I turn to David Barrow and Brooke Prentis for inspiration, because for me, they are current examples of faith being put to action.

As Lead Organiser of the Sydney Alliance, David sees himself as a “catalyser agent that works with partner organisations to come together for common good,” which at the moment is a campaign for a fairer deal for international students and migrant workers who have been left out of Jobseeker payments. The Alliance also operates campaigns for housing, people seeking asylum, affordable renewable energy and work-life balance and draws its partners from across civil society including unions and other religious organisations such as the Muslim Women Association and the NSW Jewish Board of Deputies. 

When it comes to his faith, David says “Jesus Christ was a prophetic messiah and saviour but as a man a carpenter and a community organiser.  And even if Jesus wasn’t, Paul definitely was. Fundamentally, the story of going from the periphery to the centre of power is the story of the New Testament.”

The challenge David puts to his community “is recognising that faith is not private. Believing in Jesus is to follow Jesus in your life. If that’s the case, you follow throughout your week. Not out of a sense of punishment, not about being God’s good books or brownie points for heaven, but a deep, intrinsic sense of purpose.”

Brooke’s work at Common Grace sees her lead a movement of over 45,000 Australian Christians which focuses on justice for people seeking asylum, Aboriginal and Torres Strait Islander justice, ending domestic and family violence, and Creation and Climate Justice.

She also coordinates Grasstree Gathering, an annual congress of Aboriginal and Torres Strait Islander Christian leaders, a vision of Aunty Jean Phillips. I ask about Aunty Jean Phillips and how the leadership of elders in her community continues to drive her.

“I met Aunty Jean Phillips at the first Grasstree Gathering. She is still serving with over 60 years of ministry, often with no pay. She taught me to be present in and serve my community. She has developed other Christian leaders as well as extended a hand in friendship to non-Indigenous Christians to come on the journey with us. That was a huge inspiration and example to me.”

“Those elders that have gone before me, they never got to see the things that they took action for, prayed for, achieved in their lifetime. So there’s a responsibility for me to see some of the fruits of their work in today’s Australia. I have to do what I can to honour their legacy as well as create a better future for the next generations”.

Thankfully, there is a growing response to the leadership in these positive expressions of faith. When I ask Brooke about how faith drives her in her vocation, she answers, “someone once asked that question, effectively why do you do what you do, and I said ‘because I know that God is up to something, and I want to be a part of that.’”

There is an appetite in Christians to make a positive change. The stories of Christians both past and present lead a call to the wider church, to do compassion, not just preach it.

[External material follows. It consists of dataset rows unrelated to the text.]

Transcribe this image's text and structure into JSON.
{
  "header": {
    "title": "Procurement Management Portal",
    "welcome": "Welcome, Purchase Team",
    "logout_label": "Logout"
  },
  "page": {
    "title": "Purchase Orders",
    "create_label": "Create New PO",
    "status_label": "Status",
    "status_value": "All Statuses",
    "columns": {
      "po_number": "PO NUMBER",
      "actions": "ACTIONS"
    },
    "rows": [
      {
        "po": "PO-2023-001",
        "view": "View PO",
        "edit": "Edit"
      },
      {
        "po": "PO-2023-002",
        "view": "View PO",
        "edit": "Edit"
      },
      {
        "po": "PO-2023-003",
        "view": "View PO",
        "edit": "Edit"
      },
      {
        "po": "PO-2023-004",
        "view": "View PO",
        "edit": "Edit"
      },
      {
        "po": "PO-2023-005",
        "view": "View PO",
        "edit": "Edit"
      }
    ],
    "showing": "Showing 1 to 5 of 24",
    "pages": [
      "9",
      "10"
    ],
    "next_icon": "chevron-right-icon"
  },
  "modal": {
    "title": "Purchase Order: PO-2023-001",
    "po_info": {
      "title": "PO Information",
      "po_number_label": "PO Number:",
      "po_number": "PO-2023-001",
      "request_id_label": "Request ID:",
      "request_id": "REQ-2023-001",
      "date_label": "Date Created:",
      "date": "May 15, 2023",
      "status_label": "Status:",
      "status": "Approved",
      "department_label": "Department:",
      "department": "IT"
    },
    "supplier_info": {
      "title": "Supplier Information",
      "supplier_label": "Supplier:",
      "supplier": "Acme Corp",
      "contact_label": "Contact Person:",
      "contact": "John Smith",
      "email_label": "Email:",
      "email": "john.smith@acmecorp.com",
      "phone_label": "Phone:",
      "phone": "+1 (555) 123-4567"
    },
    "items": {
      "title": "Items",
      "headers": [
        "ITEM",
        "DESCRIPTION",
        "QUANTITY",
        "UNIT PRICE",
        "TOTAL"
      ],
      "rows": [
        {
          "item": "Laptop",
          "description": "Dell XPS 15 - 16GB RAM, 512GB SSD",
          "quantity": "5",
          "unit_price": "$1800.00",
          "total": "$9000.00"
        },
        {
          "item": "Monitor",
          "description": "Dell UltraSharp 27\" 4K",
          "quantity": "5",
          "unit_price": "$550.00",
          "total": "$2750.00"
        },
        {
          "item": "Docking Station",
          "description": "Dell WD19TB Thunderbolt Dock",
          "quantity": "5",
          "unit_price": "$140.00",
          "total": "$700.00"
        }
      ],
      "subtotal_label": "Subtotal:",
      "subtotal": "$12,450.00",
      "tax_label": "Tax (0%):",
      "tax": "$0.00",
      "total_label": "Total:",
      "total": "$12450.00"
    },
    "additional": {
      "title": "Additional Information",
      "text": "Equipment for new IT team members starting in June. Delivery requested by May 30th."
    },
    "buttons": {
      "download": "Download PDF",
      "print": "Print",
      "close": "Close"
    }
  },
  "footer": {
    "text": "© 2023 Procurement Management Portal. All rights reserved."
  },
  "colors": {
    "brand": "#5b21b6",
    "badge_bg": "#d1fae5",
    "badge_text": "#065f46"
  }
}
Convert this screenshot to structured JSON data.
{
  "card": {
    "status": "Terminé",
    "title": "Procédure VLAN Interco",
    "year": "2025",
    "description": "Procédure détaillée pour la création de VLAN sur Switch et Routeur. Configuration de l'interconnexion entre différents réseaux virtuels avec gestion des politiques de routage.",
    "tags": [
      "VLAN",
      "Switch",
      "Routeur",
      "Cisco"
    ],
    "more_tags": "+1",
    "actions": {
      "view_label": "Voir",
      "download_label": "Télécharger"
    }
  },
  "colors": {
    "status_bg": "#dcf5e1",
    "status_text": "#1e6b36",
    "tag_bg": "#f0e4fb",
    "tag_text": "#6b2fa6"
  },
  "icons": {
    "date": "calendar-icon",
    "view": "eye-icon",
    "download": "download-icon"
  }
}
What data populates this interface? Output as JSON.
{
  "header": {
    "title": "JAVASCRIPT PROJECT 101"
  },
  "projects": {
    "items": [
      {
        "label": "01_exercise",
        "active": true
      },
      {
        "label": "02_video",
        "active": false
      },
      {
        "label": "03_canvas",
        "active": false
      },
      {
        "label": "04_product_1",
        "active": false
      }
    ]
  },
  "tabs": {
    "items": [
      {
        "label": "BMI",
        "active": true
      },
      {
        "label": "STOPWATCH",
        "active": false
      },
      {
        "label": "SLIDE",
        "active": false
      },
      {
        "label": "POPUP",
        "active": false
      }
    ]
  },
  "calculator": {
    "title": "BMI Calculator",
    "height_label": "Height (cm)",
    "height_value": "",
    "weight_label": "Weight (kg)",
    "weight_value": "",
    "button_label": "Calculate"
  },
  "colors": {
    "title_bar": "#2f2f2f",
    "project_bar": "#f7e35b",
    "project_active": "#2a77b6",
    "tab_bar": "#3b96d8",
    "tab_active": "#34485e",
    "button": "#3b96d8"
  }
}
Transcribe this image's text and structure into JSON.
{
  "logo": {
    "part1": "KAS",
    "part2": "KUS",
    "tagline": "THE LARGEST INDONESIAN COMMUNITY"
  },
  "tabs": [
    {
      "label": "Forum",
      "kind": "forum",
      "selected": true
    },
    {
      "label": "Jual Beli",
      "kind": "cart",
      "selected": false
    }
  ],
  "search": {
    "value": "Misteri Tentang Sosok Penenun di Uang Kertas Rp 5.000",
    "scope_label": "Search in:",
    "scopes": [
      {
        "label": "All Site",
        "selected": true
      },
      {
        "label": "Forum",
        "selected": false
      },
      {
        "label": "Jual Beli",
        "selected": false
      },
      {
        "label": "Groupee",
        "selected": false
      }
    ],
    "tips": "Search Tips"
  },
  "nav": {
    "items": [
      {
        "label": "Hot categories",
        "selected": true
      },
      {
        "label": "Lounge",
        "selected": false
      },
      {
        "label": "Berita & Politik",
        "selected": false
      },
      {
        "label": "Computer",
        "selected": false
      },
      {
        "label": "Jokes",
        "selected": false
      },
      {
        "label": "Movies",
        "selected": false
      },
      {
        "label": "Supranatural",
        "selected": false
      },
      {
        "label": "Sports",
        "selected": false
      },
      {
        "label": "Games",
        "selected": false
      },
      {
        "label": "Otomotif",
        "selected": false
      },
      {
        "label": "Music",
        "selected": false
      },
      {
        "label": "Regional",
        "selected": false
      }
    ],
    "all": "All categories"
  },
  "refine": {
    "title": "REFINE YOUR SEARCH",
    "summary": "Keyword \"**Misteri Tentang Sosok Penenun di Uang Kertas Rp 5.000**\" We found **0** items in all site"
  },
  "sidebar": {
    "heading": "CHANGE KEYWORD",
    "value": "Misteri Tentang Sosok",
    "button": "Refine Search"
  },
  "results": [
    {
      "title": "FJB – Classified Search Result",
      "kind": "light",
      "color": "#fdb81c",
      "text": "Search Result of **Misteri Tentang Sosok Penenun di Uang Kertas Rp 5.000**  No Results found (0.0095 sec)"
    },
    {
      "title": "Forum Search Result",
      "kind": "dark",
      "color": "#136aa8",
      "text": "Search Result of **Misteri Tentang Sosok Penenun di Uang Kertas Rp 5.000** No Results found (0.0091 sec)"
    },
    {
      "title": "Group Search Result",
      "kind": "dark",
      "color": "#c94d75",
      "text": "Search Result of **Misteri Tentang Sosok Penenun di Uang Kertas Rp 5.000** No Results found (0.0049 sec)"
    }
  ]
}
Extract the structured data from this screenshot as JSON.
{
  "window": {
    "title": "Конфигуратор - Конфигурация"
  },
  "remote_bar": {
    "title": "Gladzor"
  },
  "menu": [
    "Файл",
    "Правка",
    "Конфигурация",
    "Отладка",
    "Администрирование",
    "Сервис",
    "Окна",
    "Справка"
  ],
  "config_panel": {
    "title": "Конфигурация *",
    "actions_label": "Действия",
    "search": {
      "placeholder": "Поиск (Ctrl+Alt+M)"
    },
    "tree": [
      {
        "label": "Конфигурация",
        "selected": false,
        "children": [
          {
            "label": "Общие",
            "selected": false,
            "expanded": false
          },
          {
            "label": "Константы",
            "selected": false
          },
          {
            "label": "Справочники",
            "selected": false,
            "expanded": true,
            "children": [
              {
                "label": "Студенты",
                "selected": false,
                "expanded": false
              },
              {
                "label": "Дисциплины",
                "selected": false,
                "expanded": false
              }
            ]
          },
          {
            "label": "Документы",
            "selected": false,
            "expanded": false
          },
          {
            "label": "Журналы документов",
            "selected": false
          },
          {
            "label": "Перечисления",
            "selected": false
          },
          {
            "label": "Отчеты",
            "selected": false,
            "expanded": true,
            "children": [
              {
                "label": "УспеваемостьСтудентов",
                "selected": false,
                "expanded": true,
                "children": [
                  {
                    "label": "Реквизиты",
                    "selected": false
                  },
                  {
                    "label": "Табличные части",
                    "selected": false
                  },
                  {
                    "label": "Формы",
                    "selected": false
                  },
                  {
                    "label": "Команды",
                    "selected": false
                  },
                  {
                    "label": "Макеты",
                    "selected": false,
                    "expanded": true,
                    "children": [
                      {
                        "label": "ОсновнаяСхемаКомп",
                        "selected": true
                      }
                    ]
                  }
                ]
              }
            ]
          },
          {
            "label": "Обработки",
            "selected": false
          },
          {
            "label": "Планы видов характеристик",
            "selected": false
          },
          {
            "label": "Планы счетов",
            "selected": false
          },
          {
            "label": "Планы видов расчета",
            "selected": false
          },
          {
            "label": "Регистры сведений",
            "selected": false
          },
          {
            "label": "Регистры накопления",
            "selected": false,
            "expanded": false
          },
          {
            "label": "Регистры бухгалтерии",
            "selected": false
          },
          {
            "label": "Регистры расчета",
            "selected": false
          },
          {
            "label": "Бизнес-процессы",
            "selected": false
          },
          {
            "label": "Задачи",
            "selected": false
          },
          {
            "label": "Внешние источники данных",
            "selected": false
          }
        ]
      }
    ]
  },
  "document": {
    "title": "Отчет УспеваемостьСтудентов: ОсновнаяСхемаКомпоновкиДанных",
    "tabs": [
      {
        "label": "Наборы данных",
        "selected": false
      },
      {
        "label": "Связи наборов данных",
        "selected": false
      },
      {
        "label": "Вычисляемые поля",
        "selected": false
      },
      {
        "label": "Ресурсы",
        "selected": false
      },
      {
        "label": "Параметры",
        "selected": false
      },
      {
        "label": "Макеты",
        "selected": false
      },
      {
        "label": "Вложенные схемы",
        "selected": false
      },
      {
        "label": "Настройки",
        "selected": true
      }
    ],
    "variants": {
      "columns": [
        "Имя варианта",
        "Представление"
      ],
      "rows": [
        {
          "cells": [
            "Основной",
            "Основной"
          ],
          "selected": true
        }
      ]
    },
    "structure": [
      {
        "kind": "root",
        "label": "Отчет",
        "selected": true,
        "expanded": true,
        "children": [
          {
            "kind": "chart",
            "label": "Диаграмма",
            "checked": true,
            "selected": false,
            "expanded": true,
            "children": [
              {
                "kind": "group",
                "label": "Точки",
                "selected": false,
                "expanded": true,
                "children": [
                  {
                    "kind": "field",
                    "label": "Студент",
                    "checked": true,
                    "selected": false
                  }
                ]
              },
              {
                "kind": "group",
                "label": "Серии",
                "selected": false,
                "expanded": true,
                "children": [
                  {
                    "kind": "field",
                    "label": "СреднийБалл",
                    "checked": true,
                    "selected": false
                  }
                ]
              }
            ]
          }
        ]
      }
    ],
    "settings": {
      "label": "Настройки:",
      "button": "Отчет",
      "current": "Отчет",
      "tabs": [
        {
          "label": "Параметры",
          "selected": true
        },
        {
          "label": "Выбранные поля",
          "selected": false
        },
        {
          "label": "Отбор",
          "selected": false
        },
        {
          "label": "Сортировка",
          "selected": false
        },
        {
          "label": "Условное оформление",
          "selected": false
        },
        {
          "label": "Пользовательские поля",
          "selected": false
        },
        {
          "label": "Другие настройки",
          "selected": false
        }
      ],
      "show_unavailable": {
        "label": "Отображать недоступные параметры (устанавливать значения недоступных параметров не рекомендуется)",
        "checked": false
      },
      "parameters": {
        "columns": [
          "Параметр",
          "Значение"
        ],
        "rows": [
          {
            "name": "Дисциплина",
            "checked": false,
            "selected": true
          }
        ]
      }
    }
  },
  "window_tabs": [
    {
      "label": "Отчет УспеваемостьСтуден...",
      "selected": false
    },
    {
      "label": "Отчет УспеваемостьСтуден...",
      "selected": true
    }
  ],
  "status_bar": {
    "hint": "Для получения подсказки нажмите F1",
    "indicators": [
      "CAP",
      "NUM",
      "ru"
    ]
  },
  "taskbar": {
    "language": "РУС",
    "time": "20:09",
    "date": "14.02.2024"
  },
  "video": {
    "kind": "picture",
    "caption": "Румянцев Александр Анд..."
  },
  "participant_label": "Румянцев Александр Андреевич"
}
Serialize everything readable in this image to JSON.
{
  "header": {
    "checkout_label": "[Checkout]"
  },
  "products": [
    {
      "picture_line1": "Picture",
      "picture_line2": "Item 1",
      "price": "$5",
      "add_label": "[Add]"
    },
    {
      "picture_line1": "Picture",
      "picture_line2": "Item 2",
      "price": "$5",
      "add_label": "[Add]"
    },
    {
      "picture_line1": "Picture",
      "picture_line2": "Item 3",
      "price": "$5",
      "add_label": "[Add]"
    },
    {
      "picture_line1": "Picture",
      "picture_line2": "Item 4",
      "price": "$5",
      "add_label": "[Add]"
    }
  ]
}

As David says, “it always starts with the people. If everyone is a child of God, then you start there. Then you realise, refugees are images of God, people seeking asylum are images of God, people affected by punitive drug laws (that don’t lead to recovery) are in fact reflections of the divine. That if God’s creation is a reflection of the divine, then why would we let it be destroyed?”

If we want society to know us for the deep love we have for everyone, we must show that through our actions. Jesus was undeniably on the side of the ignored and oppressed, even when this threatened his reputation. It is time for the whole Church to join him.